For a most thorough and enlightening discussion of women’s place among the earliest followers of Jesus, I highly recommend Elizabeth Schussler Fiorenza’s In Memory of Her: A Feminist Theological Reconstruction of Christian Origins.

In regard to gender relations, Jesus seems to have gone quite far in placing the last first. Over and over again, it is women who seem to really know who Jesus is, while the male disciples are consistently obtuse. One thinks of Martha’s anointing in John 12, the woman who washes Jesus’ feet with her hair in Luke 7, and the little group who traveled with him and the twelve in the very early days, who provided them all with financial support (Luke 8:1-4).

In many cases, these women were doubly marginalized by some other condition, either poverty or spirit possession. Luke says these female ‘angel investors’ were “women who had been cured of evil spirits and diseases.” See Stevan L. Davies’s Jesus the Healer for a fascinating discussion, building on the work of Franz Fanon (The Wretched of the Earth), of spirit possession as a strategy of survival for women in abusive family situations and how Jesus may have rescued Mary Magdalene and the others from such relationships.

The other significant political aspect of the crucifixion and resurrection is the collapse of whatever overtly political expectations Jesus may have had for the kingdom of God. We tend to take the subsequent spiritualization of the kingdom of God for granted, but it’s not clear that Jesus had no overtly political ambitions at all. The evangelists are at pains to put a spiritualizing spin on Jesus’ claims for the kingdom during the trial, but the gospels were written a generation later, after a disastrous war with Rome, under active if sporadic imperial and local persecution. You were simply conforming to reality when you were yourself put on trial if you claimed that you only sought a spiritual kingdom.

But if Jesus was not concerned with the actual overthrow of Roman rule and the replacement of the empire’s puppets in Jerusalem, and with making the first last and the last first, what was the little apocalyptic sermon in Mark 13 and the other gospels all about? Why stage these provocative demonstrations at the city gate and inside the temple precincts? Why prophecy the utter destruction of the temple? Why buy two swords?

I believe it all hinges on what Jesus was praying for in Gethsemane. When we read “Father, if you are willing, take this cup from me”, we tend to think Jesus saw the torture and death that awaited him and felt fear; but what if the Father had answered with a ‘yes’? So Jesus isn’t tortured and crucified. But what happens instead? What was Jesus really praying for?

We’ll return to this question in some afterthoughts later this week. The fact is that the answer was no. And with Jesus’ death, his hopes for some other outcome died, as well. Whatever political dimension that outcome might have had foundered and the disciples were left to figure out: what now? That took them awhile.

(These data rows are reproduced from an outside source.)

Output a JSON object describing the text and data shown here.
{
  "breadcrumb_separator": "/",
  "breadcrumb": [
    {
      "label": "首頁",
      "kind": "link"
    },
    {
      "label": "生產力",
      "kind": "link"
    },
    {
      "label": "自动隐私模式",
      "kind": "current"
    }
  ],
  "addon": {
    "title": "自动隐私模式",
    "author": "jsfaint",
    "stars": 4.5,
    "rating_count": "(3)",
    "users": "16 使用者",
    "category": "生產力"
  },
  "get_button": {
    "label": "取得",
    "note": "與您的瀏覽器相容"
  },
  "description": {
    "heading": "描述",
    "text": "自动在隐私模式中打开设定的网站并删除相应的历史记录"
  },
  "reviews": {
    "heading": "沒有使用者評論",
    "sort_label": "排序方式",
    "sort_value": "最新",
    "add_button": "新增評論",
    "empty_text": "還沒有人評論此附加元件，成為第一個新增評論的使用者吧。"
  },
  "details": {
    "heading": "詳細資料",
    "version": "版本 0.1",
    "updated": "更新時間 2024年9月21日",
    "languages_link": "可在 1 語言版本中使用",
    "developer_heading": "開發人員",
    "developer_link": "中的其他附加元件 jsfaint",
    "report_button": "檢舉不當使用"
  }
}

They did not even recognize right away that the dream they had been pursuing and the figure who had led them were still alive. Several of the first witnesses of the resurrection do not even recognize Jesus when they see him. People like Mary, who had been his intimate for years, look straight at him and do not recognize him. Two fellows travel on the road to Emmaus for hours discussing the fateful events that have just taken place with the very man himself and don’t recognize him until they sit down to eat. What’s with that? Another thing we’ll discuss in the afterthoughts.